Just a little over 12 months ago I was studying 24/7, trying to prepare in every way possible for the qualifying exams in my PhD program. It was a grueling, intense and unforgettable season. Since then, many PhD students have asked me what steps I did to prepare...so I thought I'd write a blog about my journey.
Here's how I tackled the journey:
1) Course Notebooks: I compiled a notebook of each course. I put in papers I wrote, the course syllabus and any discussion boards that were helpful. At this point I reviewed all the key texts and either pulled reviews I had written on them in class or made notes that I could use to remember.
2) Master Notebook & Faculty/Peer Advice: I then made a master notebook with the key learning outcomes from the syllabus and a powerpoint presentation for each course to help me study. I included key points from the text (which I found above) in the powerpoint.
I also reached out to the faculty who would write the questions for my exam and students who had taken qualifying exams over the last few semesters. I asked for advice on what to study and was able to review past questions (our program creates unique questions for each student and encourages students to review past exam questions in preparation. I realize not all programs use this approach). It was helpful to be able to find themes, identify key areas to focus on, and also to see how others had approached this in the past.

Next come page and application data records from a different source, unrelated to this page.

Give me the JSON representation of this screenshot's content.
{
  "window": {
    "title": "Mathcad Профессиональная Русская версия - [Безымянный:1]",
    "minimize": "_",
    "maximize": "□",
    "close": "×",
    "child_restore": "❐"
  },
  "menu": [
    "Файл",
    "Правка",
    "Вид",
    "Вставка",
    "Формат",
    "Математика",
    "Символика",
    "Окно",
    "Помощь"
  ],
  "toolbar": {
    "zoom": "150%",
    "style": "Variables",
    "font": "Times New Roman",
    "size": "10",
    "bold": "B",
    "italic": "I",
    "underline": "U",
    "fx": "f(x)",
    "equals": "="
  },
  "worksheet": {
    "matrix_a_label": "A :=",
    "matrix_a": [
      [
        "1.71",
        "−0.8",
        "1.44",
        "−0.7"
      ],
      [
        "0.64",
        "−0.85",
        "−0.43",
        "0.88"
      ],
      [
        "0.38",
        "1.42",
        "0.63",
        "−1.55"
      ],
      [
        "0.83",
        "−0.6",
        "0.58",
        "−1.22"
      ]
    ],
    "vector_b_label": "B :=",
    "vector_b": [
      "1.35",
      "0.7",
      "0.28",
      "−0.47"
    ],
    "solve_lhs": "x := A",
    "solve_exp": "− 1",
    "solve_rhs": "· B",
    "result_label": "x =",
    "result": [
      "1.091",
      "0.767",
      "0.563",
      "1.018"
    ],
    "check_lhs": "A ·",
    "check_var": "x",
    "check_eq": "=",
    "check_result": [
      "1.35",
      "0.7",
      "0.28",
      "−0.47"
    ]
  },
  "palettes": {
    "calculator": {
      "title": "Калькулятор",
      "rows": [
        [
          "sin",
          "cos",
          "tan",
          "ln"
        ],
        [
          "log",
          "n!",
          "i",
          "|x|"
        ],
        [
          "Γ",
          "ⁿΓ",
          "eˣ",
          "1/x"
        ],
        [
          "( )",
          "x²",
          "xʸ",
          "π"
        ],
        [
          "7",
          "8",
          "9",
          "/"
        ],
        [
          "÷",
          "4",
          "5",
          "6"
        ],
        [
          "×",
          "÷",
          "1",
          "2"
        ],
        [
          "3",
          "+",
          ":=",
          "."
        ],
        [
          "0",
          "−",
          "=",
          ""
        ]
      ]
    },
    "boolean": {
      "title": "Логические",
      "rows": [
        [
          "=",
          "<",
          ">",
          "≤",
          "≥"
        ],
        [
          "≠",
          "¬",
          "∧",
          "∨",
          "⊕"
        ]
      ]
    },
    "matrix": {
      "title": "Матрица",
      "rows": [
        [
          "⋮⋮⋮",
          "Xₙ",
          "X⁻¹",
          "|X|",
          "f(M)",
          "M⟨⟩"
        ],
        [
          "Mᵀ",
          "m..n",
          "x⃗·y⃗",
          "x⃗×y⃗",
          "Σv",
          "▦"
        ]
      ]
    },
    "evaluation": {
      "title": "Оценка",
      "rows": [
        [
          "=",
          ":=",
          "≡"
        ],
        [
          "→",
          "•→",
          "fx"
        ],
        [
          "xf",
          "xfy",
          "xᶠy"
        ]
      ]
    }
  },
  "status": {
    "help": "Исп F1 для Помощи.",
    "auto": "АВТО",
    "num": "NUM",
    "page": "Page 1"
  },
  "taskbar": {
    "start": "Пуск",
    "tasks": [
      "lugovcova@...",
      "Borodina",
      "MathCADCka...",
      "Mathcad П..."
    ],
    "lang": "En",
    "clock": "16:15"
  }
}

3) Practice Exam Answer Outlines: I went a little insane here--I purchased the large sticky note brain storming type packets and I outlined the key points in each course. By each main point I also included authors, quotes and years. This formed the outline of my response to questions (particularly in the core classes). I went through about 3 or 4 outlines for each class and used those when making practice test answers. It also helped me think through whether I really wanted to answer the questions the way I was or whether a different approach would be better.
4) Note cards: I wrote a ton of note cards. I had a stack of about 90 with key people, publication and year with quotes. The name of the author went on the front with other details on the back. I also had a stack of cards related to Quantitative tests. And then I had a stack of cards relating to the classes so I could quickly recall key texts for each course. I tried to go through this stack at least once a day, particularly early on.
5) Next, I started practice exams. I tried to write each question about 4 times before the actual test. The first time I wrote it with notes to create an "ideal" answer. This took the longest since I had open books and open notes, trying to get the perfect answer with quotations, theories, authors and years included.
The second time I wrote it without notes and then went back in and added everything I missed. I used a separate color when correcting the paper so I could visually see how much I needed to study. I did the same thing for round three.
By round four I got to the point where I could outline the entire answer within about 15 to 20 (with details of which people or citations I quoted where) and then I used the rest of the 2 hours to fill it in and review. This actually was a helpful process for me.
6) Study Groups/Buddies: While I could not meet with the study group during the time they all were available, my husband (thankfully) helped me. He would quiz me on my cards, key themes, ask me questions about the drafts of answers, etc. It was a really key part since it challenged me to express myself. Definitely have a person in your life who will ask the hard questions, quiz you even when you want to quit, and remind you that you'll be able to pass the exam with flying colors!
7) Key quotes: I also made a list of "key quotes" that had about two pages worth which applied to a variety of questions. I read that list every day for about a month and a half to really have it in my mind. While I still used the note cards, I made this list with quotes that weren't from courses. I tried to find ones that would illustrate that I was a scholar who knew my industry far beyond simply class material. I also memorized quotes that I could use in a couple essays due to their application with a variety of topics.
The Big Day: When I got to the exams, I found that I was prepared to write what I needed to, though the questions weren't quite what I was expecting. However, because of practicing with so much information and detail--I was able to apply those pieces to the question at hand. While writing for 8 hours straight, two days in a row was one of the most exhausting processes I've ever gone through, the practice and preparation helped the stress not be crippling. When you've done your work and know your content, you don't have to worry about blanking when it's time to write. You'll be ready.
Verbal Exams: After the written qualifying exams, I had two weeks to prepare for the verbal exam. I spent time reviewing my written pieces and I rehearsed what I wanted to address. I made sure I prepared to answer areas I had gotten wrong, things I left out and areas I wanted to expand on. I also practiced being calm--sounds silly, but it was one of the most important things for me. It's easy to get flustered and simply try to answer. But it's better to keep calm, take your time, and ask for clarification (when needed). Remember, this is about your faculty determining whether you're ready to be a scholar and join the academic conversation. Show them you're ready by being prepared and having sound reasoning behind your conclusions.